Problem - Nothing but a number is expected: the count of lines in the data below that include "title".

Provided data -
┏━━

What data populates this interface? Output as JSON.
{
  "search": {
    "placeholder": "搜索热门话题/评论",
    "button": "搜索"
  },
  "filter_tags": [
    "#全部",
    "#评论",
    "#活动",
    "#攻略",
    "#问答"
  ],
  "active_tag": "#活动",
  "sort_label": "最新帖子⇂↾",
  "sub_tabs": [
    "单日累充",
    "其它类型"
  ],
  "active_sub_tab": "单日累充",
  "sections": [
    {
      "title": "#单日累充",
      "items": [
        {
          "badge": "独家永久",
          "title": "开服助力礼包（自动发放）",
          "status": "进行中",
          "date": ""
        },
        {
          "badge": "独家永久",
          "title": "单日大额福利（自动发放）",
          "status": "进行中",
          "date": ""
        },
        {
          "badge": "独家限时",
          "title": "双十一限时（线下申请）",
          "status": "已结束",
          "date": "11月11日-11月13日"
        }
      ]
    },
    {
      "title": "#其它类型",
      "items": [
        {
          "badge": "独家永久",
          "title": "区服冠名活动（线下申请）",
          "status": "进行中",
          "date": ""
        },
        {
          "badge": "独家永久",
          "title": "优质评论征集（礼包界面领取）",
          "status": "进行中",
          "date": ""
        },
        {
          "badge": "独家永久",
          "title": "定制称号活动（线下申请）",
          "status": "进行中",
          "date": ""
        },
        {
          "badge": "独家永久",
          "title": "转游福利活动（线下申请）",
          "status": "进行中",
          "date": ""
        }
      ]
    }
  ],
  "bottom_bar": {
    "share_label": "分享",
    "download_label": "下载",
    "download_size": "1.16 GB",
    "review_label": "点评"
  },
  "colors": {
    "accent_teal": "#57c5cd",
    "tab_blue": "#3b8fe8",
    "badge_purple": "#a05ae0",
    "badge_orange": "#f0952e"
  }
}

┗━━

Your response - 9